x0x ANATOLIA OVER THE RAINBOW
- x0x ANATOLIA OVER THE RAINBOW
By Akgun Akova
Every morning the sun pours a cascade of orange light over the
horizon. As the curtain of darkness is swept away, birds, trees,
people and landscapes reveal their colours in the warm light. In
Anatolia, land of light, all the joy of life bursts forth in colour.
On the shores of Beysehir Lake, kingfishers perch on the wooden fences
preening their gleaming blue wings. Far to the east, on one of the
hills overlooking Hakkari, rainbow coloured bee-eaters hungrily wait
for the bees to emerge from their hives. As the sun rises higher in
the sky, the women of Azdavay wrap sashes around their colourful
clothes and set out for the market. Girls in the villages of Tokat
prepare for a wedding, carefully inspecting their clothes of seven
colours for any seams or tears that need stitching. History knows
better than we how the people of Anatolia have woven the flowers that
carpet the meadows in spring into first their hearts and then their
Following rain a rainbow enhances the festive scene. At Antakya or
Olympos it is no surprise to see two rainbows side by side. While the
rain pours down on the thirsty soil of the Mediterranean shore, in
Nazilli camels adorned with colourful tassels and beads foam at the
mouth as they await their turn in the camel wrestling tournament.
Meanwhile, in Karapinar in Konya province, the carpet weavers are
already seated at their looms creating rainbows from the many-hued
strands of wool. In autumn the seven lakes at Yedigoller are bedecked
in seven colours as the leaves change from green to yellow, orange,
red, scarlet and crimson, mingling with the blue water in a reflected
pattern. Similar images can be seen throughout Turkey's forests from
the Kackar to the Kure mountains.
When winter buries the ground beneath white snow, the young girls of
Ardahan gather around the stove to sew rag dolls known as damal in
traditional costumes. In Kastamonu, Goreme and Safranbolu similar
dolls worked on winter nights are admired in the bright light of the
following morning. When the religious bayrams or feast days fall in
winter, children dressed in colourful new clothes leave their
footprints in the snow as they go from house to house visiting the
neighbours.
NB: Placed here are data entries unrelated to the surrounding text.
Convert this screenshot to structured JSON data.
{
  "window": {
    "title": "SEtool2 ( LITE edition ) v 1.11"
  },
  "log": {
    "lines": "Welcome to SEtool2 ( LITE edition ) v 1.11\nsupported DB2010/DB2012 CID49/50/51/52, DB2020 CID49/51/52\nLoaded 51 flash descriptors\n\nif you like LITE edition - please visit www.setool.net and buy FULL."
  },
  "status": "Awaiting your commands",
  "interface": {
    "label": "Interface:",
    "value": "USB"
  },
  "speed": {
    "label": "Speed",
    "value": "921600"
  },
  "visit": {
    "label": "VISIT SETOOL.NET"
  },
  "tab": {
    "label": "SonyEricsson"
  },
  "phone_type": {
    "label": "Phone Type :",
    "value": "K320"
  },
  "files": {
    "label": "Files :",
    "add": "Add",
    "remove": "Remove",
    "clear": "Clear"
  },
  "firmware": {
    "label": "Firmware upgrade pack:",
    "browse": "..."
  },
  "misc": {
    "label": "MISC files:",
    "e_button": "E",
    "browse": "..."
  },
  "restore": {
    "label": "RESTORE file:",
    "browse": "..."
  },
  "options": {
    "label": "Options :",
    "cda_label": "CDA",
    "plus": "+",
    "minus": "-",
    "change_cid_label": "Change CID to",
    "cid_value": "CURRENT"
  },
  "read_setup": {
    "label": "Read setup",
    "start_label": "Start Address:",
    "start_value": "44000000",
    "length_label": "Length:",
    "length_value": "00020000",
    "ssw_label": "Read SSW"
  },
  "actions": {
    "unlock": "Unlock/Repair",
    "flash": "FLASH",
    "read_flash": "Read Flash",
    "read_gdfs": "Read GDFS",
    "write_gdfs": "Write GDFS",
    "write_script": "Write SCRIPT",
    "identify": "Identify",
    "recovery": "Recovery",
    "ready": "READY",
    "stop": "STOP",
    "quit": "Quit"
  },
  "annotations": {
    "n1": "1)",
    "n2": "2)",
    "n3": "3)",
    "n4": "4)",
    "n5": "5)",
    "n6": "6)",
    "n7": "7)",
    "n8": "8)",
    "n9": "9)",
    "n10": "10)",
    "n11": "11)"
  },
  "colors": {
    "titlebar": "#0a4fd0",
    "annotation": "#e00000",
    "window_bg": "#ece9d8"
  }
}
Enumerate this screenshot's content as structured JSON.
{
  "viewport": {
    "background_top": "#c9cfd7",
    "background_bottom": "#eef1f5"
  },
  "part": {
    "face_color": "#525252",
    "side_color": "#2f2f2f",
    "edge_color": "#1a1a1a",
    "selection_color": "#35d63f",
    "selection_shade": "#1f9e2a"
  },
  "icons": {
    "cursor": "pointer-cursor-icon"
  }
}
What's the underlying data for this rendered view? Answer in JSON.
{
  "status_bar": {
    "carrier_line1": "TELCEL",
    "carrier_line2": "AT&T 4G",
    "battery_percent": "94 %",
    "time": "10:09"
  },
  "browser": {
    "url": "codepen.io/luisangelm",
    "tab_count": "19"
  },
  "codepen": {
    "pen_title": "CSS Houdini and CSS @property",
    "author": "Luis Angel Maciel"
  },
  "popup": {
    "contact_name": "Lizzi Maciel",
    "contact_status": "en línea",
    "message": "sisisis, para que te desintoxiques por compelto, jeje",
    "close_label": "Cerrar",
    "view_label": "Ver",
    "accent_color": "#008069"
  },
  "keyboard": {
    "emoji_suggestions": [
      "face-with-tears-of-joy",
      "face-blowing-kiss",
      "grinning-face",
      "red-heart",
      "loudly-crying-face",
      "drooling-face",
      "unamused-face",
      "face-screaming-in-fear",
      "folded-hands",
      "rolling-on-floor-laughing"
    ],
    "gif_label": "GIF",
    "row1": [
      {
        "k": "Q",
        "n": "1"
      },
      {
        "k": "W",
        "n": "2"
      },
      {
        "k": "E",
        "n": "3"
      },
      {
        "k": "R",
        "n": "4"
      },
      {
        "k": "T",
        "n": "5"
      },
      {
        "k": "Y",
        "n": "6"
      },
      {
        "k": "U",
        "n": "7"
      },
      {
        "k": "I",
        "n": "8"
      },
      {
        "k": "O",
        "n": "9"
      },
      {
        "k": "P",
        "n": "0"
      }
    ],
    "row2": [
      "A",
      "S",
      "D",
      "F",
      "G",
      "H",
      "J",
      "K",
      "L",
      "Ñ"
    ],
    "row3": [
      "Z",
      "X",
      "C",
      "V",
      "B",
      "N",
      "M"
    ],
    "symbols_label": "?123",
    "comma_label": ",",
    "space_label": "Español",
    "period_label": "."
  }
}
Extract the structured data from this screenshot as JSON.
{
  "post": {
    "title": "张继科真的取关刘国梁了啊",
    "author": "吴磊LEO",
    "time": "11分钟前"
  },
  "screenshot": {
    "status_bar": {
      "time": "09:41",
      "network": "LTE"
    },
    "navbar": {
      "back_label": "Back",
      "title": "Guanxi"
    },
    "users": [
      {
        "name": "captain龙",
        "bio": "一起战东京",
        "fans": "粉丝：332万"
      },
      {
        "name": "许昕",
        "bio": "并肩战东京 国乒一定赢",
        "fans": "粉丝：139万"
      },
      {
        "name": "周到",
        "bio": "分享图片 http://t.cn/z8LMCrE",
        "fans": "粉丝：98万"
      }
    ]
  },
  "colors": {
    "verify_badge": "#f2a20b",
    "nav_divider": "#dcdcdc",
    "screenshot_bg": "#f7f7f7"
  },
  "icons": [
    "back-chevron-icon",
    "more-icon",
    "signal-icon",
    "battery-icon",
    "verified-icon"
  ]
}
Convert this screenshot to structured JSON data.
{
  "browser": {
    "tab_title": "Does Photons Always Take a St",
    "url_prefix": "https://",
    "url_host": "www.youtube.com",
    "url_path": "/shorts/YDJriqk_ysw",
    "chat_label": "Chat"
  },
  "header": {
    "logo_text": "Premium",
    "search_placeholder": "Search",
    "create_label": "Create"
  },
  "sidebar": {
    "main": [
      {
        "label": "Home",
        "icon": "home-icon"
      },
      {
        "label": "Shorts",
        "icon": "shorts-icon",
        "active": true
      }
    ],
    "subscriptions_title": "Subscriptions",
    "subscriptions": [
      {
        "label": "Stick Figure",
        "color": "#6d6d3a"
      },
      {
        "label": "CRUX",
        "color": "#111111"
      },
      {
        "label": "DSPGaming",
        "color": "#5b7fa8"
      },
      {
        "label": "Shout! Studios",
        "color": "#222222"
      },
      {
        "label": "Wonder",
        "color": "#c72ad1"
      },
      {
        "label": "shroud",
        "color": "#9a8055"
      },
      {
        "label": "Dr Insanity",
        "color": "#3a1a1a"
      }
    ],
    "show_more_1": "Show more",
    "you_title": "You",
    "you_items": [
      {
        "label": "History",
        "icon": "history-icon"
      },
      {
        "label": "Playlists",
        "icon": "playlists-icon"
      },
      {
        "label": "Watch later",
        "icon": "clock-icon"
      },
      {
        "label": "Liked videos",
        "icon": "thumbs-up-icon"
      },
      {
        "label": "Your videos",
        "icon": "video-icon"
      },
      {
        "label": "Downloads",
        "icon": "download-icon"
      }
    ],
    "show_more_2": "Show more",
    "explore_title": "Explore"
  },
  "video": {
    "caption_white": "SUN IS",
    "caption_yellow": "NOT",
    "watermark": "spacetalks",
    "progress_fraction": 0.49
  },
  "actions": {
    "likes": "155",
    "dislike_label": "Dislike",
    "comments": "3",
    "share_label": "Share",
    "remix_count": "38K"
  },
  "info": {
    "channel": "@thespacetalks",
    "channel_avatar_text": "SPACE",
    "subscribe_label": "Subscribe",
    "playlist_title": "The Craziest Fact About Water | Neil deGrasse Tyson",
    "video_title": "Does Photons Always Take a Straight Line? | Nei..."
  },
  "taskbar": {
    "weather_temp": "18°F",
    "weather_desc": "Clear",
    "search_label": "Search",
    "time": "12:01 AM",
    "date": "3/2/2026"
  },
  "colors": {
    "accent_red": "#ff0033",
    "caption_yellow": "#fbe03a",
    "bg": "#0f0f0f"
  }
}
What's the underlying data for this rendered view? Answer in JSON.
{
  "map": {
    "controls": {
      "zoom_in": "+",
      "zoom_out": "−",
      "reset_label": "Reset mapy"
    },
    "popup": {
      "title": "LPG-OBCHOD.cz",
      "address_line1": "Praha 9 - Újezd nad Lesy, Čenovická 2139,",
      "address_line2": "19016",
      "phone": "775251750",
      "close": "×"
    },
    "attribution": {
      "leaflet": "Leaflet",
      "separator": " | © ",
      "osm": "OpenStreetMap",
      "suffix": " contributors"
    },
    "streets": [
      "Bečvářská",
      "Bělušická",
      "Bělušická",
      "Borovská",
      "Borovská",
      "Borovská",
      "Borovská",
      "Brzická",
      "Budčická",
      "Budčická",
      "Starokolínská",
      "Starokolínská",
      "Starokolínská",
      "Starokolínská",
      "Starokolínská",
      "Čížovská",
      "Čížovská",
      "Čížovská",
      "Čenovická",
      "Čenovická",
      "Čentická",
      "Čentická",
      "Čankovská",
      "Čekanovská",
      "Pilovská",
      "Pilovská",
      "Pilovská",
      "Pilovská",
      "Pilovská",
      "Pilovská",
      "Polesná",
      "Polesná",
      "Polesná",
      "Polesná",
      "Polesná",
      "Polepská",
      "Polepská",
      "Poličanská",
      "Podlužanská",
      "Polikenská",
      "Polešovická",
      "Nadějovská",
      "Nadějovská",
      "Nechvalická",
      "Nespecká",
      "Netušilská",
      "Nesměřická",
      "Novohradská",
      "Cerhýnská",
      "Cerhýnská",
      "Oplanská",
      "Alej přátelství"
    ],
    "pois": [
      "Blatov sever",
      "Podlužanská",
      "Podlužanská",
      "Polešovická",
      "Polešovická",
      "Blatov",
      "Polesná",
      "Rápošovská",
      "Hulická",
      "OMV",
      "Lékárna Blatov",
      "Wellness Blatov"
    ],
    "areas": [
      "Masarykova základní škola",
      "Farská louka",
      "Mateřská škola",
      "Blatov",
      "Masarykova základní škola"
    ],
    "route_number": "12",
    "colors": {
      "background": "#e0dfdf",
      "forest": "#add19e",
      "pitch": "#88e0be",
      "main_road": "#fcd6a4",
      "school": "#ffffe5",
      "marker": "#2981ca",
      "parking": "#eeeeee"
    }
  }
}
If they fall in spring, the ceremonial visits being over,
they climb the nearest hill to fly their colourful kites. In Edirne
the old-fashioned carts are painted in bright colours with pictures of
partridges, poppies and mosques. On the island of Gokceada the
donkeys' saddles are covered by a patchwork cloth known as kurela, an
old Greek custom.
At annual festivals held on the high pastures in the mountains above
Trabzon, the cows' horns are adorned with coloured beads and tassels,
and in Soma the brightly painted ceilings of the mosques glow in
memory of the artists of past centuries. In summer, the carpet sellers
of Kekova hang their wares outside their shops early in the morning,
against the background of the turquoise Mediterranean. In Cappadocia,
before the moon has faded from the sky, a brightly coloured balloon
ascends, awakening the pigeons. In the old walled quarter of Amasra,
Zulfiye Hanim waters her colourful flowers, which grow in pots made of
old boots with colourful socks stretched over them, old shoes, leaking
kettles, and anything else that her imagination can put to good use!
While all this is going on, I sit down in a village coffeehouse, and
as I sip my tea take from my pocket a piece of paper.
On it is a poem by Ferit Edgu describing the colours of the human
heart mingled with those of the world:
Please take my photograph pleaded a small child in the marketplace.
Make it a really impressive one.
I took it.
Take my photograph too, said an old man,
With the mosque behind me.
I took one .
A tired packhorse did not asked me to take its photograph.
But I did.
Women were chatting together in the meadow.
When they saw me they began to laugh.
When they saw me take a photograph they called out,
Don't forget to send us a copy.
I sent it.
A fisherman coming into harbour called out,
No fish today, but at least take my photograph.
I took it.
A wrestler said, what is the point of photographing me in ordinary clothes?
Wait until I am on the wrestling field.
I took one photo but left the rest for others.
Auntie, he is taking your photograph, shouted a child.
The woman turned to me and said,
Son, what is the point of taking my photograph?
Take that great plane tree, she said, pointing.
I took it.
Both the old woman and the great plane tree.
Her eyes gazing into the far distance.
The fallen leaves of the tree.
Later I was photographing a woman in the market selling herbs and flowers that she had gathered from the mountains, meadows and woods.
When she noticed me she picked up a bunch of wild flowers and posed for me, saying,
Take it, my dear, but let it be in colour, because my world is very
* Akgun Akova is the author of several books of poetry and essays